I have seen some sites (especially in Europe and Asia) deploy a variation of the Tier III strategy to utilize the dual-power capability of static transfer switches (STS) and power only one source from UPS power. The other source is fed from emergency (utility backed up by generator) power. All of the STSs are configured such that the UPS source is the “primary” or “normal” feed and the emergency power source as the secondary feed. Such a configuration can support the same critical load with half the UPS modules and the remaining UPS system being operated at higher loads (vs. when the IT loads are equally distributed across redundant UPS systems).

This results in simultaneously eliminating stranded UPS capacity and increasing the energy efficiency of the site. In the rare case of a UPS system outage the UPS may go to internal bypass or the STS devices may transfer the load to utility power. Regardless, the critical load ends up on utility power and the STSs allow a means to transport the critical load over to generator power for added reliability while the UPS system is repaired. The key to using this strategy successfully is to ensure the topology retains the concurrent maintainability capability required of high-reliability sites. Not only does this strategy reduce the amount of stranded power capacity and assets, it allows the remaining UPS system and infrastructure to operate more efficiently since it now operates at higher loads where most electrical devices (transformers, UPS modules, power supplies, etc.) are most efficient.

A very interesting solution that is just beginning to be employed is where enterprises decide to reduce the infrastructure redundancy requirements of critical sites. As enterprises embrace “virtual” redundancy schemes such as virtualization, mirrored processing, and redundant data storage in physically separated spaces, the need for highly redundant infrastructure (such as 2N and “2(N+1)” topologies) can be relaxed and dropped to lesser redundancies such as N+1 or N+2 topologies. Again, the key is to retain the concurrent maintainability capability. The trade-off is a less expensive facility with the same load capacity, higher efficiency, and less stranded capacity but is not fault tolerant during some maintenance activities (from an infrastructure standpoint). This results in far less unused or partially used capacities (and assets) and in existing sites can allow for the recovery of existing assets to support additional site critical load or for redeployment to other sites or even resale on the “gray” market.

Many if not most new data centers are engineered and designed such that additional capacity can be installed as needed. If a computer room has power available but needs additional cooling, then provisions are in place to “plug-and-play” additional HVAC units, and vice versa. If IT power (and heat) densities do not materialize, it is possible to add additional computer room space to avoid stranding available power and cooling. In other words, space, power, and cooling can be deployed incrementally so as to maintain the balance.
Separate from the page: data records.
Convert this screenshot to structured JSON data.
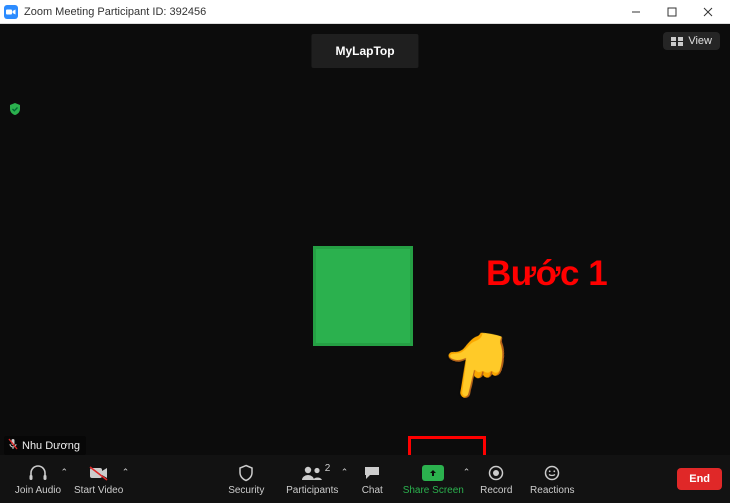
{
  "titlebar": {
    "text": "Zoom Meeting Participant ID: 392456"
  },
  "view_button": {
    "label": "View"
  },
  "participant_plate": {
    "name": "MyLapTop"
  },
  "self": {
    "name": "Nhu Dương"
  },
  "annotation": {
    "step_text": "Bước 1"
  },
  "toolbar": {
    "join_audio": "Join Audio",
    "start_video": "Start Video",
    "security": "Security",
    "participants": "Participants",
    "participants_count": "2",
    "chat": "Chat",
    "share_screen": "Share Screen",
    "record": "Record",
    "reactions": "Reactions",
    "end": "End"
  }
}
These are just a few examples that demonstrate how even the best designed sites can encounter stranded capacities as they evolve. There are many causes for stranded capacities and as many solutions. Most sites, even the best engineered and designed, will eventually encounter situations where the balance between space, power, and cooling gets mismatched. The degree of and severity of unbalance can be minimized by compliance with industry best practices, coordination, and communication between the IT and facilities management departments, and adhering to the original A&E’s operational strategies for deployment of IT equipment and use of the critical space, power, and cooling resources. Resolving these issues and recovering stranded capacities and assets can be complex and difficult. Picking the best solution and minimizing the risk to critical operations during implementation may require specialized skills and expertise available from select A&Es and facility management consulting firms.

The author would like to acknowledge Ethan Thomason, vice president at Primary Integration, for his help with the article.